Tuesday, 5 July 2011
I tweeted (@Publisher_Pete, please feel free to follow!) yesterday about JK Rowling and her new Pottermore venture. More specifically I tweeted about her split from long-time agent Christopher Little. She has now defected to work with Neil Blair, a former employee at the agency. Why? Well, no one is really giving anything away; but the split is acrimonious, with Little claiming that he knew nothing about it until it was announced in the press.
My tweet went as follows: ‘With JK Rowling splitting from Christopher Little, one has to question the price of loyalty – particularly when you’re worth £530 million.’
Looking back on that dazzling little insight (sorry, I'm still honing my Twitter skills), it is obvious that my comment was fairly opaque (and perhaps also inaccurate, as the Telegraph believes that she is actually a billionaire: http://www.telegraph.co.uk/culture/harry-potter/8592280/Pottermore-JK-Rowling-facts-and-figures.html )
The split was a surprise to read about. We have long been charmed by the story of how Rowling chose to submit her work to the agency – that she looked up a list of literary agents in an Edinburgh library and selected the Christopher Little Agency because his name sounded like a character from a children's book – and over the last 16 years they have shared both open admiration for one another and stratospheric success.
And this is where the whole thing starts to get to me a little. Yes, I'm disappointed that an author who I admire and who has long championed the merits, and indeed the power, of loyalty in her work, should seemingly just up sticks and leave her old confidante and collaborator high and dry (although perhaps high and dry is pushing it – he has made 15 per cent from the gross earnings of Harry Potter in the British market and 20 per cent for merchandising rights, for film, for the American market and for translation deals, so he is a very wealthy man). But in fairness to both parties I am not privy to the ins and outs of what has really happened, so should neither judge nor cast aspersions as to why the split has happened.
However, what has riled me somewhat is Pottermore and what it intends to do: the site plans to publish straight eBook versions of Rowling’s books this year, then publish updated versions with new notes and material that she cut from the original novels next year. I have tried to place myself in Rowling’s shoes. She wants complete control of her creation and direct access to her fan base. Absolutely fair enough. The phenomenal success of her creation has granted her a strong position with which to protect her intellectual copyright. She has spent years vehemently opposing the conversion of her books to digital formats. Now that she has accepted that there is room for further creativity within that sphere, she has set up Pottermore. A move that, by and large, I agree with. She has the right to exploit her material directly to her audience.
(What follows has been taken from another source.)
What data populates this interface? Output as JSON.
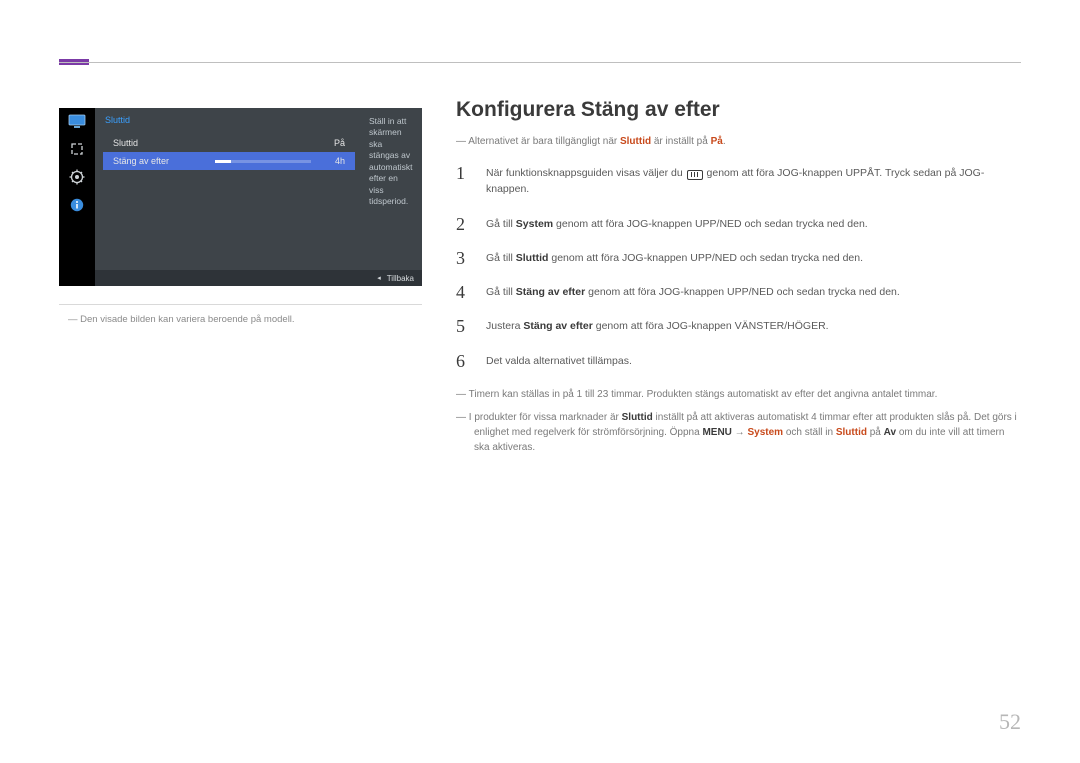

But it is the next step with which I have issue. With the launch of Pottermore (and the implication of the site’s name), we learn that she has tens of thousands of words that she cut from the original books, which she will include in new eBook editions next year. So, she wants her loyal fans to buy the eBooks this year… and then buy them again next year. Does that not seem a little greedy? Perhaps an announcement will come that all proceeds are going to charity and I’ll have to eat my words. But I doubt it.
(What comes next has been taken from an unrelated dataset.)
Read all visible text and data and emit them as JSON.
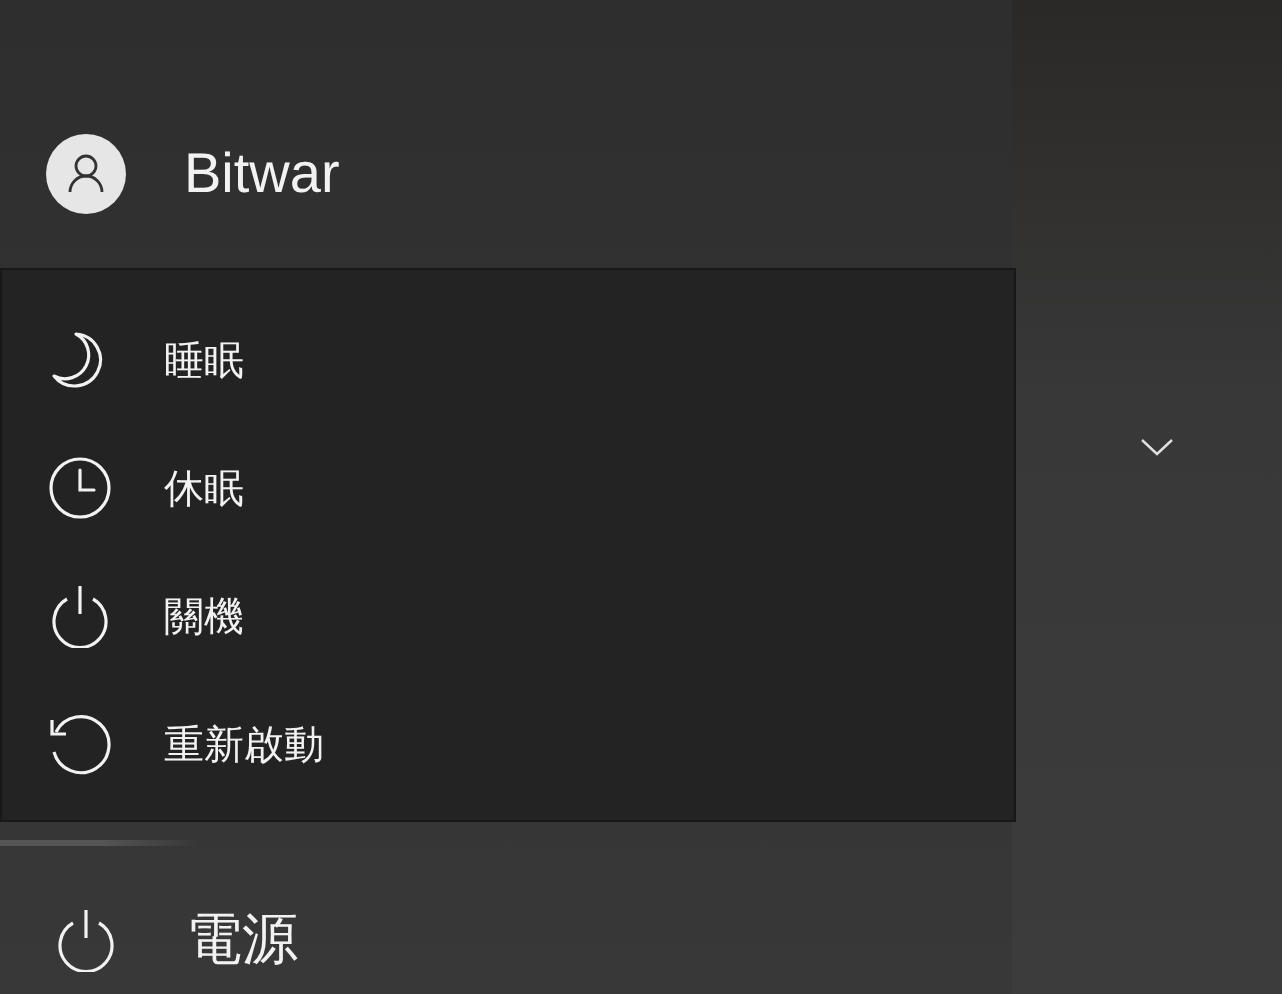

When you have made over £530 million (or a billion) from something you have created, you surely have no need to squeeze every last commercial drop out of that creation. Surely the most important things to her at this stage are the characters of Harry et al and the world she has created. Why drip the sales in this way? Yes, Pottermore has a few little interactive bits and pieces – the sorting hat assigning visitors to a Hogwarts house, the wand chooser and so on. But it is nothing groundbreaking (despite what some in the industry have heralded the site as being). If I were her agent, I would tell her that the digital world offers completely new ways for her unleash the power of her imagination. She can bring her books to life in so many different ways – pages and words could come to life; an interactive map of Diagon or Knockturn Alley could flutter from the margin whenever Harry visits the secret streets; the Marauder’s Map could do the same and there could be an interactive map for Hogsmeade too; reproductions of The Daily Prophet, moving images and all, could be accessed when mentioned; or illustrations of the Burrow, Grimmauld Place, the Shrieking Shack, the Ministry of Magic, Hagrid’s hut, the Quidditch stadium, or Hogwarts as a whole could spring from the pages and be explored at will if the reader wanted to, or could remain hidden should they not. The possibilities are almost endless… which is why I am so disappointed with the products that Pottermore are touting. After the ingenious launch (a treasure hunt around
that gradually revealed the letters ‘Pottermore’) it was such an anticlimax to learn what they have planned for the site. Maybe (hopefully) this is all part of the master plan and they will launch new editions with all these features. Surely they will; it would be such a disappointment if they don't... London